There were a few musical and pizza nights with Jessie Grace, my adopted little sister.

There was the 5k I ran with my pal and co-worker Evan.

There was the time we got to see my dear friend Lee (D) off with a big celebration of his year in Lexington.

There was the time that Lee (D,) Sean, Kara, Jeff, Alice, Allison and I played Bananagrams in Sean’s dining room.

There was the time I met Senator Rand Paul.

There was the time I met Congressman Andy Barr.

There was the time that Joey, Selena, and I ate ice cream outside on the tables at Kroger because the line at Graeter’s was entirely too long.

There was the hike that TJ (adopted little brother) and I took back in September and connected for the first time in a while, and my heart felt renewed.

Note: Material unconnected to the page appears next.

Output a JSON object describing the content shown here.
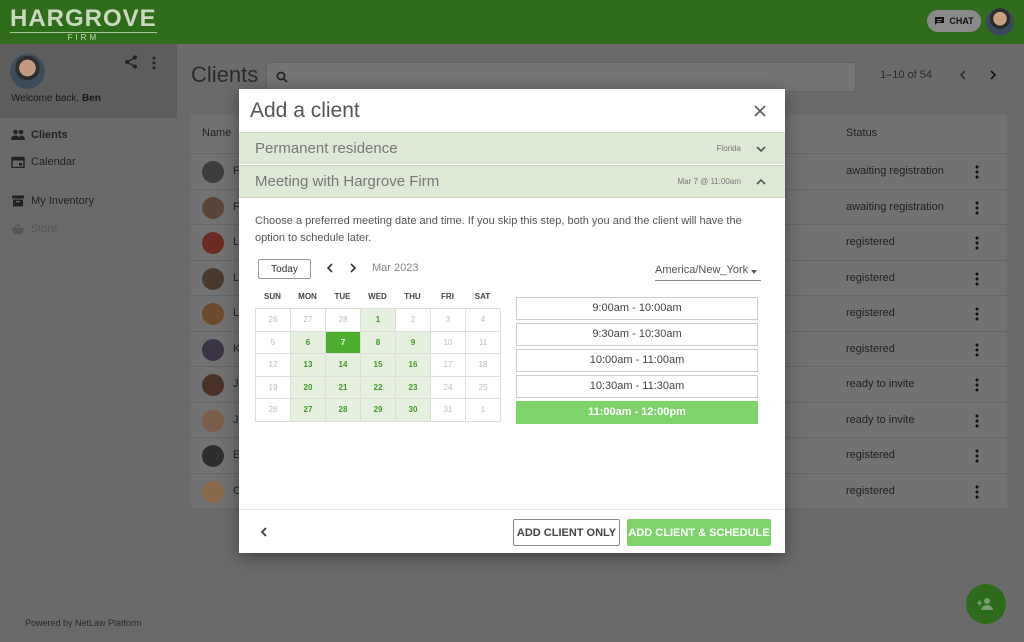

There was the time that Lee (B) and I started thinking on Tuesday about getting waffles on friday night and pairing it with a beer at West Sixth and we did exactly that and it was everything we’d anticipated and more.

There was the time I’ve learned almost the entire first half of Hamilton.

There was the time I got to vote and say who I wanted the next POTUS to be.

There was the time Madelyn, Stephanie, Zach, and I saw THE FREAKING 1975 and it was everything I’ve wanted in my life.

There was the time I paid off my credit card.

There was the day when I realized that nothing in my life at the moment could be much better – that my job is swell, my friends are amazing, my family is supportive, my church is fantastic, and my life is so, so (please forgive the cliche) blessed.


I think if I’ve taken anything away from this year, it’s this: love big. Love more than you think you can. Make memories but make sure you’re doing it with people, because we have nothing if we don’t have each other. Compliment too heavily, use too many superlatives, get too excited about what’s happening in someone else’s life. Document the highlights of your year on instagram if that’ll help you remember, or make a note in your phone and write down every bit of good news you hear. Compliment someone’s jacket. Tell them they’re the best cook/waiter/barista/architect/banker/realtor/lawyer/manager/cashier you know. Be genuine AND be way too positive for comfort. Make everyone who runs into you feel like a million bucks. Don’t waste an interaction with someone.

On our birthdays, we live in a little bubble of happiness and joy and belovedness, and it feels sometimes like it’s only gonna last for a little while, but by God (and I mean by God) we can make other people live in that bubble if we:

  1. choose to live every day with an outward perspective – instead of focusing on our own struggles, we can choose to ask people questions about what’s happening in their life and how we can alleviate that struggle
  2. choose to realize every day that we have everything we need to live a godly life – that the affirmation and significance that we so desperately crave are already given to us by Jesus.


I’m wondering if this next one might just be the best year of my life.